The heterogeneous Northern Sotho are often referred to as the baPedi (Pedi people), because the Pedi make up the largest of their constituent groups. Their language is sePedi.
This society arose in the northern Transvaal as a confederation of small chiefdoms some time before the 17th century. A succession of strong Pedi chiefs claimed power over smaller chiefdoms and were able to dominate important trade routes between the interior plateau and the Indian Ocean coast for several generations.
During the 19th century, Pedi armies were defeated by the Natal armies of Mzilikazi and were revived under the command of a Pedi chief, Sekwati. Boer Voortrekkers in the Transvaal acquired some Pedi lands peacefully, but later clashed with them over further land claims.
By the 1870s, the Voortrekker armies were sufficiently weakened from these clashes that they agreed to a confederation with the British colonies of Natal and the Cape until tensions eventually lead to the South African War in 1899.
The smaller Lobedu population makes up another subgroup among the Northern Sotho. The Lobedu are closely related to the Shona population, the largest ethnic group in Zimbabwe, but the Lobedu are classified among the Sotho primarily because of linguistic similarities. The Lobedu have unique magical powers attributed to a female authority figure known as the Rain Queen.
The Northern Sotho homeland of Lebowa was declared a ‘self-governing’ (not independent) territory in 1972, with a population of almost 2 million. It has, of course, along with all the former self-governing territories and ‘homelands’, been fully re-incorporated into South Africa following the first free elections in 1994.
The Southern Sotho peoples are a diverse group many of whom live in South Africa in the area surrounding Lesotho (2 million), and in Lesotho itself (1.6 million). They are often simply referred to as baSotho (Sotho people).
The Sotho were unified during the reign of King Moshoeshoe I in the 1830s. Moshoeshoe established control over several small groups of Sotho and Nguni speakers, who had been displaced by the mfecane.
Some of these communities had established ties to San peoples who lived just west of Moshoeshoe’s territory. As a result, Sotho speech, unlike sePedi, incorporates a number of ‘click’ sounds associated with Khoisan languages.
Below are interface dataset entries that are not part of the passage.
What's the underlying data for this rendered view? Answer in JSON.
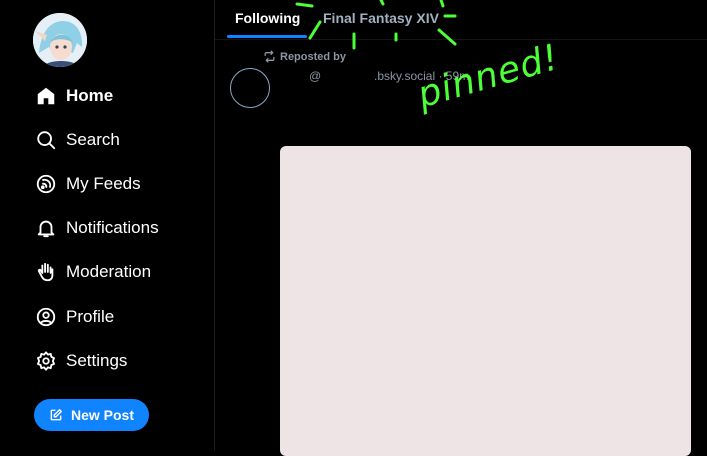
{
  "sidebar": {
    "items": [
      {
        "label": "Home",
        "icon": "home-icon",
        "active": true
      },
      {
        "label": "Search",
        "icon": "search-icon",
        "active": false
      },
      {
        "label": "My Feeds",
        "icon": "feeds-icon",
        "active": false
      },
      {
        "label": "Notifications",
        "icon": "bell-icon",
        "active": false
      },
      {
        "label": "Moderation",
        "icon": "hand-icon",
        "active": false
      },
      {
        "label": "Profile",
        "icon": "user-circle-icon",
        "active": false
      },
      {
        "label": "Settings",
        "icon": "gear-icon",
        "active": false
      }
    ],
    "new_post_label": "New Post"
  },
  "main": {
    "tabs": [
      {
        "label": "Following",
        "active": true
      },
      {
        "label": "Final Fantasy XIV",
        "active": false
      }
    ],
    "post": {
      "repost_label": "Reposted by",
      "handle_prefix": "@",
      "handle_domain": ".bsky.social · 59m"
    },
    "annotation": "pinned!"
  },
  "colors": {
    "accent": "#1083fe",
    "annotation": "#4dff36",
    "background": "#000000",
    "muted_text": "#8b96a3",
    "image_placeholder": "#efe4e5"
  }
}
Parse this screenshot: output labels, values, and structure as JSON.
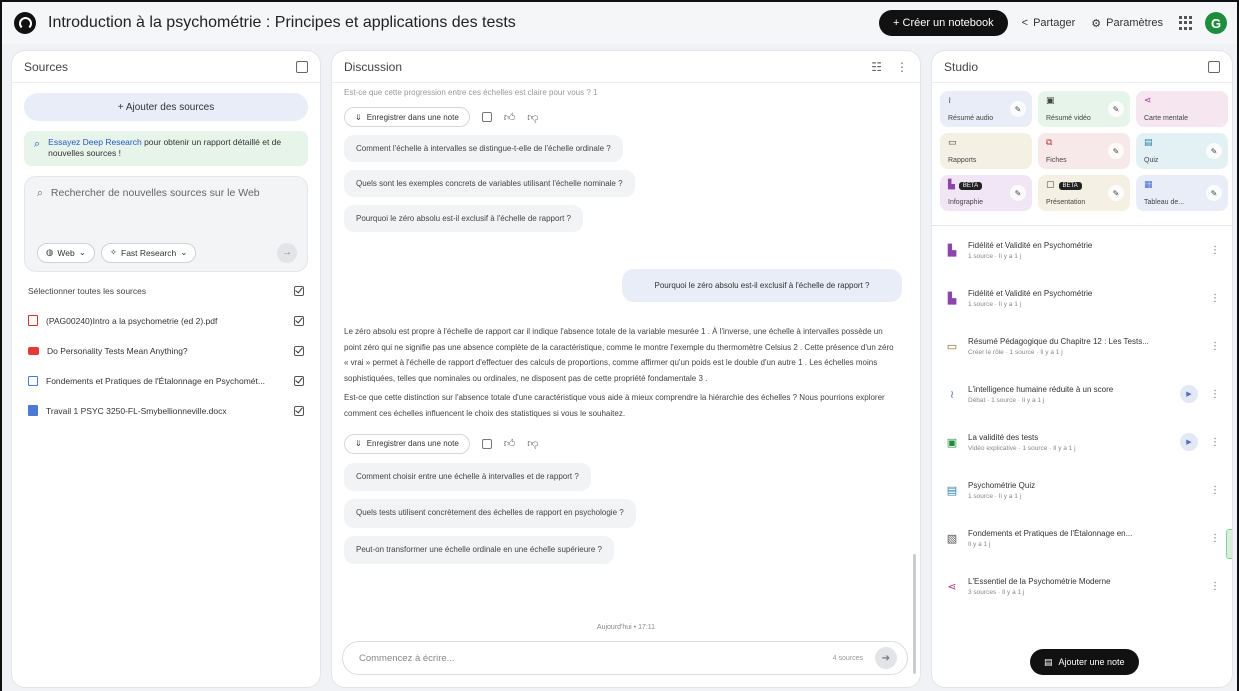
{
  "header": {
    "title": "Introduction à la psychométrie : Principes et applications des tests",
    "create_notebook": "+ Créer un notebook",
    "share": "Partager",
    "settings": "Paramètres",
    "avatar_letter": "G"
  },
  "sources": {
    "title": "Sources",
    "add_sources": "+ Ajouter des sources",
    "promo_highlight": "Essayez Deep Research",
    "promo_text": " pour obtenir un rapport détaillé et de nouvelles sources !",
    "search_placeholder": "Rechercher de nouvelles sources sur le Web",
    "chip_web": "Web",
    "chip_research": "Fast Research",
    "select_all": "Sélectionner toutes les sources",
    "items": [
      {
        "name": "(PAG00240)Intro a la psychometrie (ed 2).pdf",
        "icon": "pdf-icon"
      },
      {
        "name": "Do Personality Tests Mean Anything?",
        "icon": "youtube-icon"
      },
      {
        "name": "Fondements et Pratiques de l'Étalonnage en Psychomét...",
        "icon": "doc-icon"
      },
      {
        "name": "Travail 1 PSYC 3250-FL-Smybellionneville.docx",
        "icon": "docx-icon"
      }
    ]
  },
  "chat": {
    "title": "Discussion",
    "faded_top": "Est-ce que cette progression entre ces échelles est claire pour vous ? 1",
    "save_note": "Enregistrer dans une note",
    "suggestions_1": [
      "Comment l'échelle à intervalles se distingue-t-elle de l'échelle ordinale ?",
      "Quels sont les exemples concrets de variables utilisant l'échelle nominale ?",
      "Pourquoi le zéro absolu est-il exclusif à l'échelle de rapport ?"
    ],
    "user_message": "Pourquoi le zéro absolu est-il exclusif à l'échelle de rapport ?",
    "answer_p1": "Le zéro absolu est propre à l'échelle de rapport car il indique l'absence totale de la variable mesurée 1 . À l'inverse, une échelle à intervalles possède un point zéro qui ne signifie pas une absence complète de la caractéristique, comme le montre l'exemple du thermomètre Celsius 2 . Cette présence d'un zéro « vrai » permet à l'échelle de rapport d'effectuer des calculs de proportions, comme affirmer qu'un poids est le double d'un autre 1 . Les échelles moins sophistiquées, telles que nominales ou ordinales, ne disposent pas de cette propriété fondamentale 3 .",
    "answer_p2": "Est-ce que cette distinction sur l'absence totale d'une caractéristique vous aide à mieux comprendre la hiérarchie des échelles ? Nous pourrions explorer comment ces échelles influencent le choix des statistiques si vous le souhaitez.",
    "suggestions_2": [
      "Comment choisir entre une échelle à intervalles et de rapport ?",
      "Quels tests utilisent concrètement des échelles de rapport en psychologie ?",
      "Peut-on transformer une échelle ordinale en une échelle supérieure ?"
    ],
    "timestamp": "Aujourd'hui • 17:11",
    "composer_placeholder": "Commencez à écrire...",
    "source_count": "4 sources"
  },
  "studio": {
    "title": "Studio",
    "tiles": [
      {
        "label": "Résumé audio",
        "icon": "audio-icon",
        "color": "#e8edf7"
      },
      {
        "label": "Résumé vidéo",
        "icon": "video-icon",
        "color": "#e7f4ea"
      },
      {
        "label": "Carte mentale",
        "icon": "mindmap-icon",
        "color": "#f5e6f0"
      },
      {
        "label": "Rapports",
        "icon": "report-icon",
        "color": "#f4f0e3"
      },
      {
        "label": "Fiches",
        "icon": "flashcard-icon",
        "color": "#f7e9e9"
      },
      {
        "label": "Quiz",
        "icon": "quiz-icon",
        "color": "#e3f1f5"
      },
      {
        "label": "Infographie",
        "icon": "infographic-icon",
        "color": "#f1e6f5",
        "badge": "BETA"
      },
      {
        "label": "Présentation",
        "icon": "presentation-icon",
        "color": "#f4f0e3",
        "badge": "BETA"
      },
      {
        "label": "Tableau de...",
        "icon": "table-icon",
        "color": "#e8edf7"
      }
    ],
    "items": [
      {
        "title": "Fidélité et Validité en Psychométrie",
        "sub": "1 source · Il y a 1 j",
        "icon": "infographic-icon",
        "play": false
      },
      {
        "title": "Fidélité et Validité en Psychométrie",
        "sub": "1 source · Il y a 1 j",
        "icon": "infographic-icon",
        "play": false
      },
      {
        "title": "Résumé Pédagogique du Chapitre 12 : Les Tests...",
        "sub": "Créer le rôle · 1 source · Il y a 1 j",
        "icon": "report-icon",
        "play": false
      },
      {
        "title": "L'intelligence humaine réduite à un score",
        "sub": "Débat · 1 source · Il y a 1 j",
        "icon": "audio-icon",
        "play": true
      },
      {
        "title": "La validité des tests",
        "sub": "Vidéo explicative · 1 source · Il y a 1 j",
        "icon": "video-icon",
        "play": true
      },
      {
        "title": "Psychométrie Quiz",
        "sub": "1 source · Il y a 1 j",
        "icon": "quiz-icon",
        "play": false
      },
      {
        "title": "Fondements et Pratiques de l'Étalonnage en...",
        "sub": "Il y a 1 j",
        "icon": "note-icon",
        "play": false
      },
      {
        "title": "L'Essentiel de la Psychométrie Moderne",
        "sub": "3 sources · Il y a 1 j",
        "icon": "mindmap-icon",
        "play": false
      }
    ],
    "add_note": "Ajouter une note"
  }
}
Sotho peoples were assigned to the tiny homeland of QwaQwa on the Lesotho border during the apartheid era. QwaQwa was declared ‘self-governing’ in 1974, but Chief Minister Kenneth Mopeli rejected independence on the grounds that the homeland did not have a viable economy. Only about 200,000 Sotho people lived in QwaQwa during the 1980s. Tribes, nations & languages
Xhosa; Zulu; Afrikaner; Khoisan
A community of more than 300,000 people, Botshabelo, was incorporated into QwaQwa in 1987. Officials in the homeland capital, Phuthaditjhaba, and many homeland residents objected to the move, and the South African Supreme Court returned Botshabelo to the jurisdiction of the Orange Free State a short time later.
The Western Sotho, more commonly called the baTswana (Tswana people), are a heterogeneous group, including descendants of the once great Tlhaping and Rolong societies, as well as the Hurutshe, Kwena, and other small groups.
There are about three million baTswana living in South Africa and one million in Botswana. Their language, seTswana, is closely related to Sesotho, and the two are mutually intelligible in most areas.
In South Africa, many baTswana live in the area that formed the numerous segments of the former homeland, Bophuthatswana, as well as neighbouring areas of the North-West Province and the Northern Cape.
By the nineteenth century, several Tswana groups were politically independent, loosely affiliated chiefdoms that clashed repeatedly with Afrikaner farmers (Boers).
In the late nineteenth century Afrikaner and British officials seized almost all Tswana territory, dividing it among the Cape Colony, Afrikaner republics, and British territories.
In 1910, when the Cape and the Transvaal were incorporated into the Union of South Africa, the Tswana chiefs lost most of their remaining power, and the Tswana people were forced to pay taxes to the British Crown.
Tswana culture was distinguished for its complex legal system, involving a hierarchy of courts and mediators, and harsh punishments for those found guilty of crimes.
Tswana farmers often formed close trading relationships with nearby Khoisan-speaking hunters and herdsmen; the Tswana generally received meat and animal pelts in return for cattle.
Bophuthatswana was declared ‘independent’ in 1977, although no country other than South Africa recognized it. The homeland consisted primarily of seven disconnected enclaves near, or adjacent to, the border between South Africa and Botswana.
Efforts to consolidate the territory and its population continued throughout the 1980s, as successive small land areas outside Bophuthatswana were incorporated into the homeland.
Bophuthatswana’s residents were overwhelmingly poor, despite the area’s rich mineral wealth. Wages in the homeland’s industrial sector were lower than those in South Africa, and most workers travelled to jobs outside the homeland each day. The poverty of homeland residents was especially evident in comparison with the world’s wealthy tourists who visited Sun City, a holiday and gambling resort in the former Bophuthatswana homeland.